• **ASSIGNMENT**: Keep the pictures out and restate every record exactly.

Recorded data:
□ □ □ □ □
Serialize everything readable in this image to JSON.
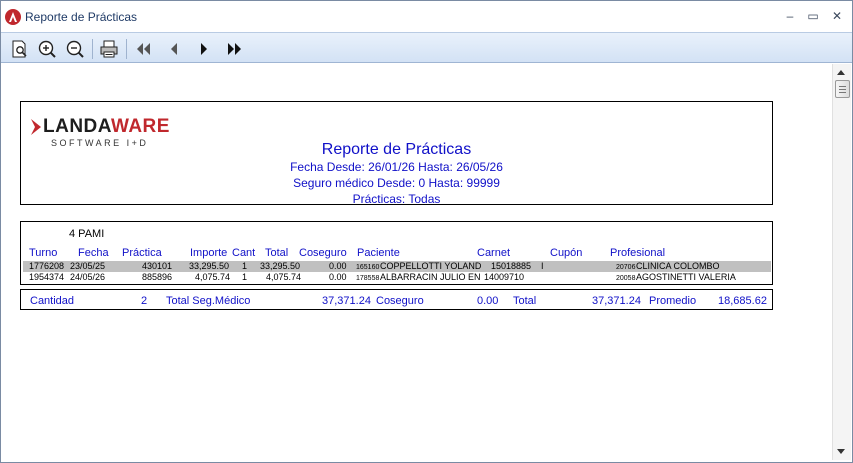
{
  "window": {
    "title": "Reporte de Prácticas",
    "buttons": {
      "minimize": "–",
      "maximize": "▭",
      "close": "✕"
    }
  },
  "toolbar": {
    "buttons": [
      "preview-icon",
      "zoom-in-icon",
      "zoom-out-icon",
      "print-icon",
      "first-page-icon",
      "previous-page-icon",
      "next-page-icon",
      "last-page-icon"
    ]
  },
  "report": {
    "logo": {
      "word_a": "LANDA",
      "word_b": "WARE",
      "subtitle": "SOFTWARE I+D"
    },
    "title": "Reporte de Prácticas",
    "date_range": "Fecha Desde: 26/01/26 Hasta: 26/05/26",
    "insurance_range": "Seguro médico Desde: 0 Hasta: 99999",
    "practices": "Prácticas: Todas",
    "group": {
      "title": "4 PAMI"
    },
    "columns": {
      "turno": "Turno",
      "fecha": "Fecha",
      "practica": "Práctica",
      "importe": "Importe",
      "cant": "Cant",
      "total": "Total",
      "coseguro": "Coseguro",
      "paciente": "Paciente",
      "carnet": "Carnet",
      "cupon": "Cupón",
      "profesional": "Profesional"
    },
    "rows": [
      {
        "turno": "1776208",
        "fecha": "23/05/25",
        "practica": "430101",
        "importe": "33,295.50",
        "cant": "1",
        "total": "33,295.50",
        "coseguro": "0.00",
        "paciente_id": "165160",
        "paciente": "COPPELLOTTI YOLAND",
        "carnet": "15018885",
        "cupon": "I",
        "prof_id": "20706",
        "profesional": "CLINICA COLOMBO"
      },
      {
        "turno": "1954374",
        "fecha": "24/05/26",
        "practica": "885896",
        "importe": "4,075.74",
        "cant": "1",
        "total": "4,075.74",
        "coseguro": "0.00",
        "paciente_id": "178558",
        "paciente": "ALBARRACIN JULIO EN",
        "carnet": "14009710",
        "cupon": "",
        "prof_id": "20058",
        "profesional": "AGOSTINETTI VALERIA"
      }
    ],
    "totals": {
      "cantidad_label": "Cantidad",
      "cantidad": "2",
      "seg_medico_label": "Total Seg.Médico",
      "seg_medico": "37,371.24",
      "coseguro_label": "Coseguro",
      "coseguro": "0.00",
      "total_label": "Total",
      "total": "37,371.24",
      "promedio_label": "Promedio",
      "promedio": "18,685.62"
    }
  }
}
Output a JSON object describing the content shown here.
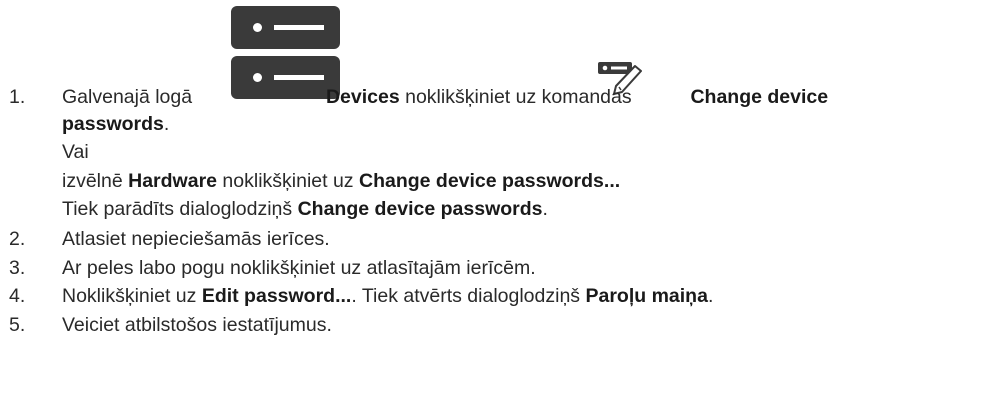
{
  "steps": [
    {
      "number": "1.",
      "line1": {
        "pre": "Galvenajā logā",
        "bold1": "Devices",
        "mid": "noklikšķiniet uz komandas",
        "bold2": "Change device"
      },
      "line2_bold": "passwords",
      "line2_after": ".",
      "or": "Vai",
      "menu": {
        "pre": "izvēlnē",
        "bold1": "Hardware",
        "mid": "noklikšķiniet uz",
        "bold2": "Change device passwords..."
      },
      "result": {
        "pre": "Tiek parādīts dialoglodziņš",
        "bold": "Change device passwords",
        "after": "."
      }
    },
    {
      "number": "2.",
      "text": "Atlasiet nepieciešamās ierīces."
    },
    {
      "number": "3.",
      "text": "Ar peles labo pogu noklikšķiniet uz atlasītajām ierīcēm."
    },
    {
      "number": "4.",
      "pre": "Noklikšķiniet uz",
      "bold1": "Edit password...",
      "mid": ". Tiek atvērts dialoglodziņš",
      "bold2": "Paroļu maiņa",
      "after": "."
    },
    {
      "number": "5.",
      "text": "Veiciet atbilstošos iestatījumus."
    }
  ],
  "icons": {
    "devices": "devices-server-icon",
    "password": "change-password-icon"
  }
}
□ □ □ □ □
• **TASK RESULT**:
Serialize everything readable in this image to JSON.
{
  "window": {
    "title": "Reporte de Prácticas",
    "buttons": {
      "minimize": "–",
      "maximize": "▭",
      "close": "✕"
    }
  },
  "toolbar": {
    "buttons": [
      "preview-icon",
      "zoom-in-icon",
      "zoom-out-icon",
      "print-icon",
      "first-page-icon",
      "previous-page-icon",
      "next-page-icon",
      "last-page-icon"
    ]
  },
  "report": {
    "logo": {
      "word_a": "LANDA",
      "word_b": "WARE",
      "subtitle": "SOFTWARE I+D"
    },
    "title": "Reporte de Prácticas",
    "date_range": "Fecha Desde: 26/01/26 Hasta: 26/05/26",
    "insurance_range": "Seguro médico Desde: 0 Hasta: 99999",
    "practices": "Prácticas: Todas",
    "group": {
      "title": "4 PAMI"
    },
    "columns": {
      "turno": "Turno",
      "fecha": "Fecha",
      "practica": "Práctica",
      "importe": "Importe",
      "cant": "Cant",
      "total": "Total",
      "coseguro": "Coseguro",
      "paciente": "Paciente",
      "carnet": "Carnet",
      "cupon": "Cupón",
      "profesional": "Profesional"
    },
    "rows": [
      {
        "turno": "1776208",
        "fecha": "23/05/25",
        "practica": "430101",
        "importe": "33,295.50",
        "cant": "1",
        "total": "33,295.50",
        "coseguro": "0.00",
        "paciente_id": "165160",
        "paciente": "COPPELLOTTI YOLAND",
        "carnet": "15018885",
        "cupon": "I",
        "prof_id": "20706",
        "profesional": "CLINICA COLOMBO"
      },
      {
        "turno": "1954374",
        "fecha": "24/05/26",
        "practica": "885896",
        "importe": "4,075.74",
        "cant": "1",
        "total": "4,075.74",
        "coseguro": "0.00",
        "paciente_id": "178558",
        "paciente": "ALBARRACIN JULIO EN",
        "carnet": "14009710",
        "cupon": "",
        "prof_id": "20058",
        "profesional": "AGOSTINETTI VALERIA"
      }
    ],
    "totals": {
      "cantidad_label": "Cantidad",
      "cantidad": "2",
      "seg_medico_label": "Total Seg.Médico",
      "seg_medico": "37,371.24",
      "coseguro_label": "Coseguro",
      "coseguro": "0.00",
      "total_label": "Total",
      "total": "37,371.24",
      "promedio_label": "Promedio",
      "promedio": "18,685.62"
    }
  }
}
Output a JSON object describing the content shown here.
{
  "steps": [
    {
      "number": "1.",
      "line1": {
        "pre": "Galvenajā logā",
        "bold1": "Devices",
        "mid": "noklikšķiniet uz komandas",
        "bold2": "Change device"
      },
      "line2_bold": "passwords",
      "line2_after": ".",
      "or": "Vai",
      "menu": {
        "pre": "izvēlnē",
        "bold1": "Hardware",
        "mid": "noklikšķiniet uz",
        "bold2": "Change device passwords..."
      },
      "result": {
        "pre": "Tiek parādīts dialoglodziņš",
        "bold": "Change device passwords",
        "after": "."
      }
    },
    {
      "number": "2.",
      "text": "Atlasiet nepieciešamās ierīces."
    },
    {
      "number": "3.",
      "text": "Ar peles labo pogu noklikšķiniet uz atlasītajām ierīcēm."
    },
    {
      "number": "4.",
      "pre": "Noklikšķiniet uz",
      "bold1": "Edit password...",
      "mid": ". Tiek atvērts dialoglodziņš",
      "bold2": "Paroļu maiņa",
      "after": "."
    },
    {
      "number": "5.",
      "text": "Veiciet atbilstošos iestatījumus."
    }
  ],
  "icons": {
    "devices": "devices-server-icon",
    "password": "change-password-icon"
  }
}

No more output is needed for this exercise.